[WORK TASK] Read the listing below and copy out every line that holds "accent".
Start of GIVEN INFORMATION
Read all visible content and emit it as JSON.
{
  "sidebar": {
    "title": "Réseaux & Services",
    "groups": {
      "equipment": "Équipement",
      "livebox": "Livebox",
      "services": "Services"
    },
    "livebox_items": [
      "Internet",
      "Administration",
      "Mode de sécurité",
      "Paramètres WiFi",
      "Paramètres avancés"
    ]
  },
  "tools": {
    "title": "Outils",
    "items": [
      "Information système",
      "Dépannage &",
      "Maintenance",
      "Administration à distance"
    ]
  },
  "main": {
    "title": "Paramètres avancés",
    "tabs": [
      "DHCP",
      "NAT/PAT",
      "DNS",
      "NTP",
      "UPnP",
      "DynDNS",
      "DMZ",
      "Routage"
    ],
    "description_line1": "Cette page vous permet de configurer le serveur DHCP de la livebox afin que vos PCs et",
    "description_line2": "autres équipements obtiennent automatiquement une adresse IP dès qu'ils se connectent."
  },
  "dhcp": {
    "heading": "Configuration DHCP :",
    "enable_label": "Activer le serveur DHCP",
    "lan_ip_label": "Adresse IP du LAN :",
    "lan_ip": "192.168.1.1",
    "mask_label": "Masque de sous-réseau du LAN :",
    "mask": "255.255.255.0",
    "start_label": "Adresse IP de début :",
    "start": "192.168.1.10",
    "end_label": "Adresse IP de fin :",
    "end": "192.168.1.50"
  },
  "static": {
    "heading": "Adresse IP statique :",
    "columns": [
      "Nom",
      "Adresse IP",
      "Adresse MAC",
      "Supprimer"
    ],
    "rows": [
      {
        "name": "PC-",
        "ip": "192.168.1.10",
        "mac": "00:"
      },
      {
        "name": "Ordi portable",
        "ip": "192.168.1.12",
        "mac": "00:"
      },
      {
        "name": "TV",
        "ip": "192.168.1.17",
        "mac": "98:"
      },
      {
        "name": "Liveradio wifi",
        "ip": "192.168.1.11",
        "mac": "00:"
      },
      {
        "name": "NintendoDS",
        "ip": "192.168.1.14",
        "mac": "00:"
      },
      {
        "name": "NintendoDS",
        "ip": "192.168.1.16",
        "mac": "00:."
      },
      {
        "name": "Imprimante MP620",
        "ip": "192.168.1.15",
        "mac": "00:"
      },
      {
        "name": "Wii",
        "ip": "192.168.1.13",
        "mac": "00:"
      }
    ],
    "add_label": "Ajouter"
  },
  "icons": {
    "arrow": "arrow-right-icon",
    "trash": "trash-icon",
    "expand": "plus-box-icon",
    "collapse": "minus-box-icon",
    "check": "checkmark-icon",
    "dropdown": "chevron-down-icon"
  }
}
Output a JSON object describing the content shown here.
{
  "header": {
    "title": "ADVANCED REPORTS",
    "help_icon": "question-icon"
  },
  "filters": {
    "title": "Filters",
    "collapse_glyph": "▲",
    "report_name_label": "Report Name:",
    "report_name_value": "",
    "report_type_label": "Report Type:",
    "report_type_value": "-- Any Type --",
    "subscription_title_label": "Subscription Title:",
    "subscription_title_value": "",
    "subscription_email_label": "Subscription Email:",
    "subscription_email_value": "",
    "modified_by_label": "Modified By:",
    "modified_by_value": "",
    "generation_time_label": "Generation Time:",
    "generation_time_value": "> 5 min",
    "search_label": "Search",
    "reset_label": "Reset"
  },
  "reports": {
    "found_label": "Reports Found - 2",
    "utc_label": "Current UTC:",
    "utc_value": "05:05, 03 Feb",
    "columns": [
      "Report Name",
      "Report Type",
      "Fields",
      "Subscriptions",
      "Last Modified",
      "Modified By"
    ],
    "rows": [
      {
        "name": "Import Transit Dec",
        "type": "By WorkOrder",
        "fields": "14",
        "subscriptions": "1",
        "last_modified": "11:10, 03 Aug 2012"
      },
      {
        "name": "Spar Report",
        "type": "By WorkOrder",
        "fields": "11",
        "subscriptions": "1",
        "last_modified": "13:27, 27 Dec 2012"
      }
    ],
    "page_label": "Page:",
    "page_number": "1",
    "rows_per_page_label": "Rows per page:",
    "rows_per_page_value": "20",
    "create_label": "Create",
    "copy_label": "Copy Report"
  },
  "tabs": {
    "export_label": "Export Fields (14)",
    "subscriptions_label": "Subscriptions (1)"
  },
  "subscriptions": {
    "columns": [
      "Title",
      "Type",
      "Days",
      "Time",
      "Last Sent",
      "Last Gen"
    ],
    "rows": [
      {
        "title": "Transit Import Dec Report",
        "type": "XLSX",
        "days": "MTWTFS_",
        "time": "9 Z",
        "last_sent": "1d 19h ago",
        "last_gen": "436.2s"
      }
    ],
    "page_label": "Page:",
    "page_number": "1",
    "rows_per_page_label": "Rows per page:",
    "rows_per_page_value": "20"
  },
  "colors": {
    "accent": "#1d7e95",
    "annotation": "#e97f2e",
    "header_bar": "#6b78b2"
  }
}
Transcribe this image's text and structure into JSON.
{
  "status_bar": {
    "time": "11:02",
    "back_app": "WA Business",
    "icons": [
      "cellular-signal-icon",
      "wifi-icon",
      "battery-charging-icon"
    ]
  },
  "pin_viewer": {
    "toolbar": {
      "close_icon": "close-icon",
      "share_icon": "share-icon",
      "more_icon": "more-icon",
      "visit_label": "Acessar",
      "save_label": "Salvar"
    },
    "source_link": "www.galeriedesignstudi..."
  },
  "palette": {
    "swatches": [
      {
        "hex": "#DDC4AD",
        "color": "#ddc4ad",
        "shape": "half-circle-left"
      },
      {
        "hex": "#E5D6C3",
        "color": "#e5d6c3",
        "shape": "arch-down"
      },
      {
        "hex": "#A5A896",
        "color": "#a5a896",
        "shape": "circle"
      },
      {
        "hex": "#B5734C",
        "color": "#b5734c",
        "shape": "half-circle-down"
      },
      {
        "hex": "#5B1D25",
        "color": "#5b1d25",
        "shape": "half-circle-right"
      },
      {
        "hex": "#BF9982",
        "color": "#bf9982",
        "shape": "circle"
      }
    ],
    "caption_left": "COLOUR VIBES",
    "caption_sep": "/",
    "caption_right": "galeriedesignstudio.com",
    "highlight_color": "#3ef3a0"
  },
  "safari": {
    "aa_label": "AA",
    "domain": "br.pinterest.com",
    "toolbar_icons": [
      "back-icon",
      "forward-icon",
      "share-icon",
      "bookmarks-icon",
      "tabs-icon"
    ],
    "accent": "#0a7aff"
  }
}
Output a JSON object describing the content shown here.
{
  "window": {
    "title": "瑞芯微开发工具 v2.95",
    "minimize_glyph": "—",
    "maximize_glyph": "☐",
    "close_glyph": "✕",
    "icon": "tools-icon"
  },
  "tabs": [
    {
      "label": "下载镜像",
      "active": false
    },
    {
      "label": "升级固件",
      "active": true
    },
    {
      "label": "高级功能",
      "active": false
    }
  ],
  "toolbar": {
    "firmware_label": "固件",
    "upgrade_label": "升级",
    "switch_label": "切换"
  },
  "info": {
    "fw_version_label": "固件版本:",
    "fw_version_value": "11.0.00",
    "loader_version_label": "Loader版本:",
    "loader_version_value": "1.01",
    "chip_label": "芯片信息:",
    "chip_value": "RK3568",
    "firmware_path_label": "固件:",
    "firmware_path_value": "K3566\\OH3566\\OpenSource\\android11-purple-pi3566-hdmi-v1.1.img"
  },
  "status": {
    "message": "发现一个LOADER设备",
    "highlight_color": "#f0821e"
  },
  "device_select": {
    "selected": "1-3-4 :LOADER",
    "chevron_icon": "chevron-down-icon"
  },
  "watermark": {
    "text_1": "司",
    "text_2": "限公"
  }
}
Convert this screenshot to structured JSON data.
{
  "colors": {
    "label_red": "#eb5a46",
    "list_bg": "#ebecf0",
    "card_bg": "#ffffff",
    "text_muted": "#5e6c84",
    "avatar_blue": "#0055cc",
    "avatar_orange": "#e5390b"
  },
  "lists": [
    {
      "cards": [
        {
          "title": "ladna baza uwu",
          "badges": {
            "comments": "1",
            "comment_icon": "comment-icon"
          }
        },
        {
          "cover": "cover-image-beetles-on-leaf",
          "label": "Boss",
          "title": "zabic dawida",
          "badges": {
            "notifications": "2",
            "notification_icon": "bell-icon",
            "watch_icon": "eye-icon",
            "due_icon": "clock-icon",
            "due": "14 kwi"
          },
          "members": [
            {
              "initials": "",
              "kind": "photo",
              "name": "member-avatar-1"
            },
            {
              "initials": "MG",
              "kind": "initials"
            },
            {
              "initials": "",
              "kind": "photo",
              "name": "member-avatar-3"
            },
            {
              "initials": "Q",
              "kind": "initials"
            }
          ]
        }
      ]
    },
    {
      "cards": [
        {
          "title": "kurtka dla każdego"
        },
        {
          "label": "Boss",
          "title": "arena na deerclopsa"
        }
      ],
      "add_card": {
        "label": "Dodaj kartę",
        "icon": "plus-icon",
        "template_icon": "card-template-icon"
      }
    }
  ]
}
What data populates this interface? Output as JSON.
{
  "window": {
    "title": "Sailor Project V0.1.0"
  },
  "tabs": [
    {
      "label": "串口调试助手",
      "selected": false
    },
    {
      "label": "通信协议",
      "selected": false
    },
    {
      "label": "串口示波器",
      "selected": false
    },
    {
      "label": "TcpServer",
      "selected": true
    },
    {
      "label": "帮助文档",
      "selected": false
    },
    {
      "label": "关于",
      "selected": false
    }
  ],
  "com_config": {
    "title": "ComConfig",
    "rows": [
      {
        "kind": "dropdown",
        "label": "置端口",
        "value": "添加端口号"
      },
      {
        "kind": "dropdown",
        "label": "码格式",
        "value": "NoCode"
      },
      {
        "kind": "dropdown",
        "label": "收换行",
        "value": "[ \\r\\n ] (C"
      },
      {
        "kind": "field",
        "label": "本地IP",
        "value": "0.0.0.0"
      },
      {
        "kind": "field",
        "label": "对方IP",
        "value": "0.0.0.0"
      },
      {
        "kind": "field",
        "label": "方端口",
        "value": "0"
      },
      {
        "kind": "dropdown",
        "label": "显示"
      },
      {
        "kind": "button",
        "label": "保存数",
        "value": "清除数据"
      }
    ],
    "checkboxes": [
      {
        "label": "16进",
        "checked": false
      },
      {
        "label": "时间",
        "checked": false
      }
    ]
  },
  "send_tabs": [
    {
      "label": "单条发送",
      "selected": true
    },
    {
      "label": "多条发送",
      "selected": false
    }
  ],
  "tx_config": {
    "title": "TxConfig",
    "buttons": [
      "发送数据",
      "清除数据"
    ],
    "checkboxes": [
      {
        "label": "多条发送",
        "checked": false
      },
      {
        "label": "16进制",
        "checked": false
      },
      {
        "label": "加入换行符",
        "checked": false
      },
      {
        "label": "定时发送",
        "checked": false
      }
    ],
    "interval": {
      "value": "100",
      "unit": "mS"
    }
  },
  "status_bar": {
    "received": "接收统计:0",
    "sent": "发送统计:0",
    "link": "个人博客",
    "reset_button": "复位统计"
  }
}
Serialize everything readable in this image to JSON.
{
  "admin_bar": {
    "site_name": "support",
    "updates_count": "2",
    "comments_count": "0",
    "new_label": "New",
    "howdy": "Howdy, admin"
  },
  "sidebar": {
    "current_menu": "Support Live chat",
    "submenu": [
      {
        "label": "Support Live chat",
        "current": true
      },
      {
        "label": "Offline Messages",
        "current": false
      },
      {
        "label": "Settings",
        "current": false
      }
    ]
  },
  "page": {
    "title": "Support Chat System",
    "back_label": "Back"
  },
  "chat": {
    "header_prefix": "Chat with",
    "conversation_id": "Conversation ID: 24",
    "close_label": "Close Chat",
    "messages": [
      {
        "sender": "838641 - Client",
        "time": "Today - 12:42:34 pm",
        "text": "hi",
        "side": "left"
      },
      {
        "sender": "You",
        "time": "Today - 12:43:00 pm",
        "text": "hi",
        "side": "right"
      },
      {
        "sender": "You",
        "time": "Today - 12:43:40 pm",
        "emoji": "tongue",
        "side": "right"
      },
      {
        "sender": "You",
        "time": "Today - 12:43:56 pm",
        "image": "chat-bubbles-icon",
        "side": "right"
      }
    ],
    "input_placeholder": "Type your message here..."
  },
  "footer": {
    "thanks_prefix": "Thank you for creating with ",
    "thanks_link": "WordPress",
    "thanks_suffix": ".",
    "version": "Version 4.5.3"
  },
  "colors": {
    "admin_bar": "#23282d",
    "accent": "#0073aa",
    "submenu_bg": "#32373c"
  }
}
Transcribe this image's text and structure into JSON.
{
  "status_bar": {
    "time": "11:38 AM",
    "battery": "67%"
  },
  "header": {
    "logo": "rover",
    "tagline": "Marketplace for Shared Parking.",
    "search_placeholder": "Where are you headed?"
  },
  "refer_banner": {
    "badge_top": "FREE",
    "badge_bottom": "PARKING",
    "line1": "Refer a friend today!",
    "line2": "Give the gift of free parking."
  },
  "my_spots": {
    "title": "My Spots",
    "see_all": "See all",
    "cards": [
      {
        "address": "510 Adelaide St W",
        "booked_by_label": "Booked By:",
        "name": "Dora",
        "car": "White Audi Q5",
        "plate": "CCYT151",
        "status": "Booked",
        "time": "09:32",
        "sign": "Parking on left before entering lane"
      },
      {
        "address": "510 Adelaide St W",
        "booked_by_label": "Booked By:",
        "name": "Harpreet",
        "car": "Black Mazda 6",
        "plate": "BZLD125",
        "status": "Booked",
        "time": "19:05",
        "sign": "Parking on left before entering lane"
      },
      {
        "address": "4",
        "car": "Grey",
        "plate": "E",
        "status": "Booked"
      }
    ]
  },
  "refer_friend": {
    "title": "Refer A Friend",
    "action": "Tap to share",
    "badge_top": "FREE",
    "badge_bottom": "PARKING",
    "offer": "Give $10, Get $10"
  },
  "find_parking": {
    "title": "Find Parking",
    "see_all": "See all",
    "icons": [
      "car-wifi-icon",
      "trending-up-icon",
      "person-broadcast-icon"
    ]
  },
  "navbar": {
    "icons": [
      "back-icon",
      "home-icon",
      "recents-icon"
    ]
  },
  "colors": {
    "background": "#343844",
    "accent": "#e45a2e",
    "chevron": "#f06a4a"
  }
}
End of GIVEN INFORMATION
[RESPONSE BELOW]
    "accent": "#1d7e95",
    "accent": "#0a7aff"
    "accent": "#0073aa",
    "accent": "#e45a2e",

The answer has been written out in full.